» Task details:
Copy out the full set of records. Keep every word the same.

» Excerpts from an interface dataset:
--- START ---
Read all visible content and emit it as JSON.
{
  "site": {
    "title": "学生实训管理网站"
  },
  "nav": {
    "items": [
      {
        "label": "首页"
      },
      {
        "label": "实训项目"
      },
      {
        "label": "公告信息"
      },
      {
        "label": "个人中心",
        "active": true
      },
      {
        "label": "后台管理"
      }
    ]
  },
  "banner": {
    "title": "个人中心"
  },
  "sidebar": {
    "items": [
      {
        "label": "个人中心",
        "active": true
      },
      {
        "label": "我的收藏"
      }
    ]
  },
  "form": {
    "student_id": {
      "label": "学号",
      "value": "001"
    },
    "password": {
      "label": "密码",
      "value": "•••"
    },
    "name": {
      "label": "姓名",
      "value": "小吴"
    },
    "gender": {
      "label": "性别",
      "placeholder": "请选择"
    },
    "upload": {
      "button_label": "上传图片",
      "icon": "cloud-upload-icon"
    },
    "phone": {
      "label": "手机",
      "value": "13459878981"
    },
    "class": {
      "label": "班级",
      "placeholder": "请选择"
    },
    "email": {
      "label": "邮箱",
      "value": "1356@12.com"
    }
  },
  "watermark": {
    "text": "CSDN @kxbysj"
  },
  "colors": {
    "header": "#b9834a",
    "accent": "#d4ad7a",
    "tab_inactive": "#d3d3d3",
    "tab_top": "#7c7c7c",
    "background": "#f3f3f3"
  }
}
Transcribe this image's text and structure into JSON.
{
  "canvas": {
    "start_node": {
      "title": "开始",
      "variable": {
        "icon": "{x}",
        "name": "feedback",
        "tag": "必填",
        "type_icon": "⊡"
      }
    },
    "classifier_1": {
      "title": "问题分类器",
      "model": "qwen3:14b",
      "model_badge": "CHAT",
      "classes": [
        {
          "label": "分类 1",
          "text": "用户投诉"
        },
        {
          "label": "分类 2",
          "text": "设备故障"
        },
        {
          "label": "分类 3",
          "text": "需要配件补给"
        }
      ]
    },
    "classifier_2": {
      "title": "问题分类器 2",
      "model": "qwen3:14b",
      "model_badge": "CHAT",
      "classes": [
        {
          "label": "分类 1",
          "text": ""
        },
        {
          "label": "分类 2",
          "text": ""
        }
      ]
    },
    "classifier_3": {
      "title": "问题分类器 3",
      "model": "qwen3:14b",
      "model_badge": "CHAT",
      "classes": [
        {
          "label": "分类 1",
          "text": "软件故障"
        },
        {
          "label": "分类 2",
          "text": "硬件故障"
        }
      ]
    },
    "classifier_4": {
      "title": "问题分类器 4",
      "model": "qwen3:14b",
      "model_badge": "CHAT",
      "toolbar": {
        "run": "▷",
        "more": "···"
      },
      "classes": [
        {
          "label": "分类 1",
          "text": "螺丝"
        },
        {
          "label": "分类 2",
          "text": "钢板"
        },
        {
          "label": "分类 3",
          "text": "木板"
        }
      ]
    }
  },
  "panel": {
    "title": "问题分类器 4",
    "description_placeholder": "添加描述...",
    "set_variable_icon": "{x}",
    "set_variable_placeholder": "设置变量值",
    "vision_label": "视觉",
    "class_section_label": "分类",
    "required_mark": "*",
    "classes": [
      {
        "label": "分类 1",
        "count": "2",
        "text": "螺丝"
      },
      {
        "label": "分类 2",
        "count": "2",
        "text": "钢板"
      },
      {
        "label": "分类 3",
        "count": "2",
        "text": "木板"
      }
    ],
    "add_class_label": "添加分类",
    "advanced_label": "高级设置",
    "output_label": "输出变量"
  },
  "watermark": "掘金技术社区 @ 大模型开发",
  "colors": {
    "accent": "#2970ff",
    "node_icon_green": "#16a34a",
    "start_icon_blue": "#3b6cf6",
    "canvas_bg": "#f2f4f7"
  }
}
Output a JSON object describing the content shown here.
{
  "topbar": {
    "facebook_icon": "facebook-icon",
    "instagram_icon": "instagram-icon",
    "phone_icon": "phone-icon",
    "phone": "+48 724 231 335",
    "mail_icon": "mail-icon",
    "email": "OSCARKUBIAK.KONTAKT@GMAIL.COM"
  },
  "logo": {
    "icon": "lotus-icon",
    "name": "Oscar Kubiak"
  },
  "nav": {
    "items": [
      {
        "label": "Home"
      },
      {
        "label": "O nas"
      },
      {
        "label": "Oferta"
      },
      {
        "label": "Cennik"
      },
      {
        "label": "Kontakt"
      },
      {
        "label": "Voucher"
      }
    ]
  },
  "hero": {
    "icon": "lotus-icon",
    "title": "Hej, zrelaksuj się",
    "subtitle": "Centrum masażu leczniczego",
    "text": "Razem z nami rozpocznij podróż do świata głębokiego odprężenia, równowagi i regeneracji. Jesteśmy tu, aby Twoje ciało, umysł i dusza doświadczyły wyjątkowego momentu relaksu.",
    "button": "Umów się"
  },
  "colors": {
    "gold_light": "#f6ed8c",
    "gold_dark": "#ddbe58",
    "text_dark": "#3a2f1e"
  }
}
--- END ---
» Reply to the task:
Read all visible content and emit it as JSON.
{
  "site": {
    "title": "学生实训管理网站"
  },
  "nav": {
    "items": [
      {
        "label": "首页"
      },
      {
        "label": "实训项目"
      },
      {
        "label": "公告信息"
      },
      {
        "label": "个人中心",
        "active": true
      },
      {
        "label": "后台管理"
      }
    ]
  },
  "banner": {
    "title": "个人中心"
  },
  "sidebar": {
    "items": [
      {
        "label": "个人中心",
        "active": true
      },
      {
        "label": "我的收藏"
      }
    ]
  },
  "form": {
    "student_id": {
      "label": "学号",
      "value": "001"
    },
    "password": {
      "label": "密码",
      "value": "•••"
    },
    "name": {
      "label": "姓名",
      "value": "小吴"
    },
    "gender": {
      "label": "性别",
      "placeholder": "请选择"
    },
    "upload": {
      "button_label": "上传图片",
      "icon": "cloud-upload-icon"
    },
    "phone": {
      "label": "手机",
      "value": "13459878981"
    },
    "class": {
      "label": "班级",
      "placeholder": "请选择"
    },
    "email": {
      "label": "邮箱",
      "value": "1356@12.com"
    }
  },
  "watermark": {
    "text": "CSDN @kxbysj"
  },
  "colors": {
    "header": "#b9834a",
    "accent": "#d4ad7a",
    "tab_inactive": "#d3d3d3",
    "tab_top": "#7c7c7c",
    "background": "#f3f3f3"
  }
}
Transcribe this image's text and structure into JSON.
{
  "canvas": {
    "start_node": {
      "title": "开始",
      "variable": {
        "icon": "{x}",
        "name": "feedback",
        "tag": "必填",
        "type_icon": "⊡"
      }
    },
    "classifier_1": {
      "title": "问题分类器",
      "model": "qwen3:14b",
      "model_badge": "CHAT",
      "classes": [
        {
          "label": "分类 1",
          "text": "用户投诉"
        },
        {
          "label": "分类 2",
          "text": "设备故障"
        },
        {
          "label": "分类 3",
          "text": "需要配件补给"
        }
      ]
    },
    "classifier_2": {
      "title": "问题分类器 2",
      "model": "qwen3:14b",
      "model_badge": "CHAT",
      "classes": [
        {
          "label": "分类 1",
          "text": ""
        },
        {
          "label": "分类 2",
          "text": ""
        }
      ]
    },
    "classifier_3": {
      "title": "问题分类器 3",
      "model": "qwen3:14b",
      "model_badge": "CHAT",
      "classes": [
        {
          "label": "分类 1",
          "text": "软件故障"
        },
        {
          "label": "分类 2",
          "text": "硬件故障"
        }
      ]
    },
    "classifier_4": {
      "title": "问题分类器 4",
      "model": "qwen3:14b",
      "model_badge": "CHAT",
      "toolbar": {
        "run": "▷",
        "more": "···"
      },
      "classes": [
        {
          "label": "分类 1",
          "text": "螺丝"
        },
        {
          "label": "分类 2",
          "text": "钢板"
        },
        {
          "label": "分类 3",
          "text": "木板"
        }
      ]
    }
  },
  "panel": {
    "title": "问题分类器 4",
    "description_placeholder": "添加描述...",
    "set_variable_icon": "{x}",
    "set_variable_placeholder": "设置变量值",
    "vision_label": "视觉",
    "class_section_label": "分类",
    "required_mark": "*",
    "classes": [
      {
        "label": "分类 1",
        "count": "2",
        "text": "螺丝"
      },
      {
        "label": "分类 2",
        "count": "2",
        "text": "钢板"
      },
      {
        "label": "分类 3",
        "count": "2",
        "text": "木板"
      }
    ],
    "add_class_label": "添加分类",
    "advanced_label": "高级设置",
    "output_label": "输出变量"
  },
  "watermark": "掘金技术社区 @ 大模型开发",
  "colors": {
    "accent": "#2970ff",
    "node_icon_green": "#16a34a",
    "start_icon_blue": "#3b6cf6",
    "canvas_bg": "#f2f4f7"
  }
}
Output a JSON object describing the content shown here.
{
  "topbar": {
    "facebook_icon": "facebook-icon",
    "instagram_icon": "instagram-icon",
    "phone_icon": "phone-icon",
    "phone": "+48 724 231 335",
    "mail_icon": "mail-icon",
    "email": "OSCARKUBIAK.KONTAKT@GMAIL.COM"
  },
  "logo": {
    "icon": "lotus-icon",
    "name": "Oscar Kubiak"
  },
  "nav": {
    "items": [
      {
        "label": "Home"
      },
      {
        "label": "O nas"
      },
      {
        "label": "Oferta"
      },
      {
        "label": "Cennik"
      },
      {
        "label": "Kontakt"
      },
      {
        "label": "Voucher"
      }
    ]
  },
  "hero": {
    "icon": "lotus-icon",
    "title": "Hej, zrelaksuj się",
    "subtitle": "Centrum masażu leczniczego",
    "text": "Razem z nami rozpocznij podróż do świata głębokiego odprężenia, równowagi i regeneracji. Jesteśmy tu, aby Twoje ciało, umysł i dusza doświadczyły wyjątkowego momentu relaksu.",
    "button": "Umów się"
  },
  "colors": {
    "gold_light": "#f6ed8c",
    "gold_dark": "#ddbe58",
    "text_dark": "#3a2f1e"
  }
}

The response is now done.